Guest Columnists - Differences between Styles
Can anyone explain the distinctions between the different styles of Karate? I have come across Shotokan, Shoto-Kai, Shuko-Kai, Goju Ryu, Ishin-Ryu, Wado Ryu etc.. Are they all that different, and if so, why?
Make no mistake, they ARE different.
The principles and concepts they all adhere to are the only things that bind them together as a package of styles. Similarity in styles is a consequence of the similarity to the principles and concepts they seek to achieve by all too often repetitious endeavour. Which after a while becomes altered to fit the pattern of event. Prescribed principle and prescribed concept in a quasi surreal situation and environment leads to unrealistic systemisation with differing emphasis's. Each style is therefore different to the others.
Obviously the origins of styles gives a more accurate account of their perspectives, which can be seen through the teaching and tradition of its founders and followers alike, if you have studied concepts and principles over styles. If you haven't, it will be difficult to understand the differences. Observations on emphases within techniques and applications are good indicators as to the overall differences. Most styles with a competitive agenda have an embellished and over pronounced criterion that is subject to an observed opinion i.e. Judge or Referee, which almost always reflects in the grading syllabus, trend and tendency of that style. Different emphasis, different objective, different in personification to a similar style.
The strictly combative or tactile effective self defence styles are usually obscure in technique formality because of the range and diversity of the participant's abilities, strengths and weaknesses.

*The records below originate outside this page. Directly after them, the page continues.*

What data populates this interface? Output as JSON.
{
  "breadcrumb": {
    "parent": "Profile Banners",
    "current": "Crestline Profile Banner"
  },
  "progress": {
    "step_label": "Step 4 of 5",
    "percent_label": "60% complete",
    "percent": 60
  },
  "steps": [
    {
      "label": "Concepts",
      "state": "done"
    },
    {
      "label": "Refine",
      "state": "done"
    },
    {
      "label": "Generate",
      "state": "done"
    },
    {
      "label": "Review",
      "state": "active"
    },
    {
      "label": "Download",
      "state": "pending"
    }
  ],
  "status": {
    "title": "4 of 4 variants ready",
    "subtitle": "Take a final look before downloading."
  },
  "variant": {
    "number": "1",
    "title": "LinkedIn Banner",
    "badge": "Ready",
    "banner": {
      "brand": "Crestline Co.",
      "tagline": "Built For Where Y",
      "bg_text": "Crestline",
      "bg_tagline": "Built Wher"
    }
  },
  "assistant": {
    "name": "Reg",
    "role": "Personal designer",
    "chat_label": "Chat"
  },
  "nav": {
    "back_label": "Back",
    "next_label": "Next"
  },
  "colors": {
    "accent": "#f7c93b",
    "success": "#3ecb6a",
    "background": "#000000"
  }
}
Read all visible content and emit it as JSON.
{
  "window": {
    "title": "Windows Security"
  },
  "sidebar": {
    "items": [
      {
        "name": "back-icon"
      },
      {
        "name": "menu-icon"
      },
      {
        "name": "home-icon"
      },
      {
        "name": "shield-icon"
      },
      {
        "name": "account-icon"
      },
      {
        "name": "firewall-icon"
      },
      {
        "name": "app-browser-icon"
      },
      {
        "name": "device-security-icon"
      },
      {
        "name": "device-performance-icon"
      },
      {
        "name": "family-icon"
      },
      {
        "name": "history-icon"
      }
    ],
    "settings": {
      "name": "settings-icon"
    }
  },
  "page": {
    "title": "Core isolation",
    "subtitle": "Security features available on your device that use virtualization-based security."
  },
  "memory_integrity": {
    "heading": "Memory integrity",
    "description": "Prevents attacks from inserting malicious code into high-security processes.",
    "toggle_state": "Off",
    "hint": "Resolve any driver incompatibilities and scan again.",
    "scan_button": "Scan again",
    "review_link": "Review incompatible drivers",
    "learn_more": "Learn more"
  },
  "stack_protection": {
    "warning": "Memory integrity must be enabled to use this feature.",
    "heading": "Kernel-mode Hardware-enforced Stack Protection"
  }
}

Perhaps not as recognisable to many without experience and insight to the objective and circumstances of techniques used. However the effect should be the same. If you were to combine competitive with combativeness ........ all is lost and subject to different interpretations of said principles and concepts.
Take any of the styles you mentioned, look at them on You Tube, you can see the difference generally. Each exponent is different generally, apart from the clone syndrome effect often seen in the sporting or grading arena.
If any technique taken from any system or style, if practiced and performed by 10 different sized and shaped students were to look the same, the conclusion would have to be that the prescribed form is too rigidly adhered to. Which we know can only be for affect and not effect. Also the effort would have to be different for each person because of the dynamics involved. It would have to be different.
If you practice a style over the natural tendency of your own skill and ability to achieve a prescribed effect, you will be working against two principles and two concepts. The preparation and stimulus alone would be different for each of us given a similar task, depending on the circumstances. The circumstances dictate the means not by the means dictating to the circumstances.
Alan Platt, 6th Dan.